The COVID-19 Pandemic and Healthcare Industry: How It Affects Us All

The COVID-19 Pandemic and Healthcare Industry: How It Affects Us All

a blog by My Emergency Room Abilene

The COVID-19 Pandemic and Healthcare Industry: How It Affects Us All

The recent outbreak of the Influenza A virus, subtype H1N1, more commonly known as “the pandemic flu” in the media and as “COVID-19” by medical professionals, has raised awareness about pandemic flu preparedness.

The strain of influenza virus that is currently spreading is new to humans, which means it likely came from an animal reservoir.

In response to this pandemic threat, organizations have initiated emergency measures and precautions to limit the spread of infection in their communities and workplaces. All industries are now taking precautionary measures against contracting or transmitting COVID-19 flu viruses. Healthcare facilities have refocused their pandemic plans for self-care and management of patients with symptoms that indicate a high risk of contagion.

The Importance of Being Pandemic Prepared
Worldwide pandemics happen approximately every ten years. Pandemic preparedness and response plans help countries, regions, and organizations mitigate the effects of pandemic threats, including the spread of the COVID-19 pandemic flu strain.

There are four levels of pandemic preparedness:

  • General - Vigorously implemented public health measures.
  • Moderate - Significant ramping up of public health measures.
  • Extreme - Full implementation of public health measures.
  • Emergency - Full implementation of public health measures in response to an emergency.

Organizations should be prepared at the moderate level.

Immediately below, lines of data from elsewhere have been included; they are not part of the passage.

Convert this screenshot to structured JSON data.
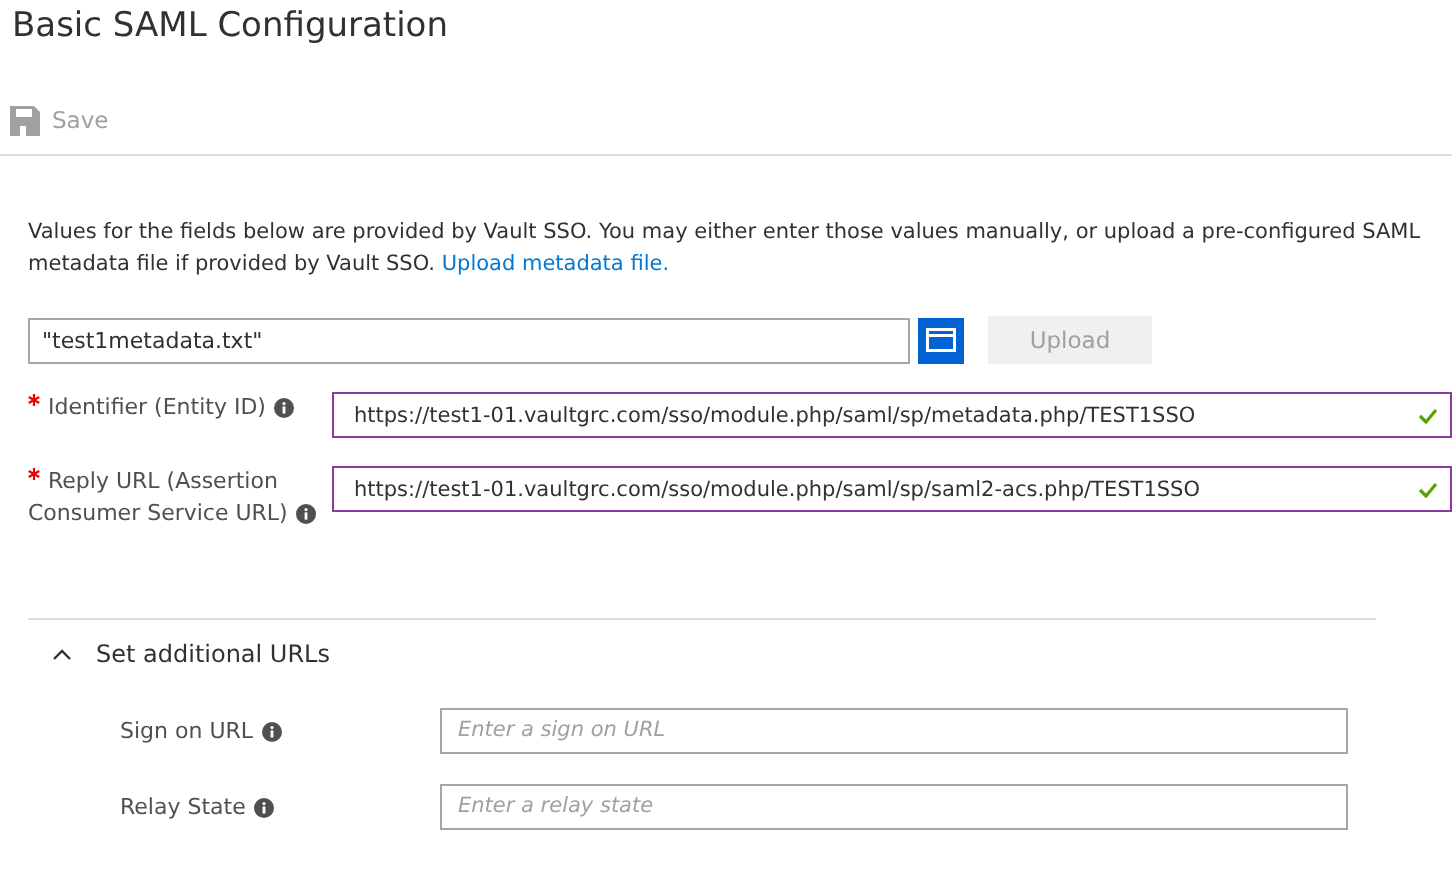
{
  "title": "Basic SAML Configuration",
  "toolbar": {
    "save": {
      "label": "Save",
      "disabled": true
    }
  },
  "intro": {
    "text": "Values for the fields below are provided by Vault SSO. You may either enter those values manually, or upload a pre-configured SAML metadata file if provided by Vault SSO.",
    "link": "Upload metadata file."
  },
  "file_upload": {
    "value": "\"test1metadata.txt\"",
    "upload_label": "Upload",
    "upload_disabled": true
  },
  "fields": [
    {
      "label": "Identifier (Entity ID)",
      "required": true,
      "value": "https://test1-01.vaultgrc.com/sso/module.php/saml/sp/metadata.php/TEST1SSO",
      "valid": true
    },
    {
      "label": "Reply URL (Assertion Consumer Service URL)",
      "required": true,
      "value": "https://test1-01.vaultgrc.com/sso/module.php/saml/sp/saml2-acs.php/TEST1SSO",
      "valid": true
    }
  ],
  "additional": {
    "label": "Set additional URLs",
    "expanded": true,
    "fields": [
      {
        "label": "Sign on URL",
        "placeholder": "Enter a sign on URL"
      },
      {
        "label": "Relay State",
        "placeholder": "Enter a relay state"
      }
    ]
  }
}
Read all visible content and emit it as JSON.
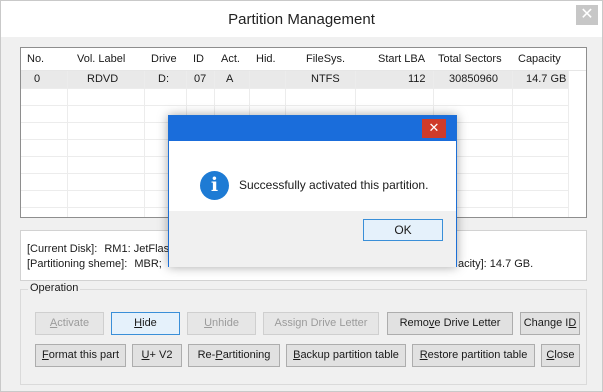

Being prepared at this level will allow organizations to respond quickly to the pandemic threat, minimize the risk of transmission, and reduce the potential impact.

To ensure organizations are prepared, pandemic plans and procedures must be in place. Health and safety committees and governance groups should be involved in the development, review, and testing of pandemic plans to ensure all stakeholders are prepared.

COVID-19: An Influenza Pandemic for Healthcare
The COVID-19 pandemic strain was first detected in April. It is a new strain of influenza A virus, which means it is likely a human-animal infectious virus transfer. The COVID-19 pandemic strain is an H1N1 subtype, which is a form of Influenza A that is not endemic to the human population.

COVID-19 is a dangerous strain to humans because it is likely to increase the number of people who become ill and the number of people who require medical assistance. COVID-19 could also increase the length of time that illnesses last, which could include the length of time people are infectious and can pass on the virus to others. This pandemic is considered a “severe pandemic,” which is the highest level of pandemic health risk.

Healthcare Industry Responses to the COVID-19 Pandemic
Staff who are not at risk of infection but are in contact with patients or providers who may be contagious should still take countermeasures as the virus is airborne . Employees who are at risk of infection should be provided with a vaccination and antiviral medication, as well as have their health monitored closely. Healthcare facilities are reducing the number of patients treated and the number of procedures performed.

Clinical and nonclinical staff are being asked to work reduced hours and/or from home, if possible. Some healthcare facilities are implementing visitor restrictions, postponing elective surgery, and canceling elective procedures. Healthcare facilities are increasing their spending and purchasing additional supplies to combat the pandemic flu, such as surgical masks and vaccines.

Healthcare Staff Self-Care During the Pandemic
Staff at all levels should be practicing self-care, as well as monitoring their health closely. The COVID-19 pandemic can be dangerous to those who don’t receive treatment and have a low resistance to infection. Healthcare workers who have symptoms of the COVID-19 pandemic should stay home, if possible.

Those who must work while sick should wear a mask and take antiviral medication as prescribed by their doctor. Healthcare workers should not go to work while they are experiencing a fever or have a cough or other symptoms of the pandemic flu. If a healthcare worker is experiencing any symptoms, they should seek medical attention immediately.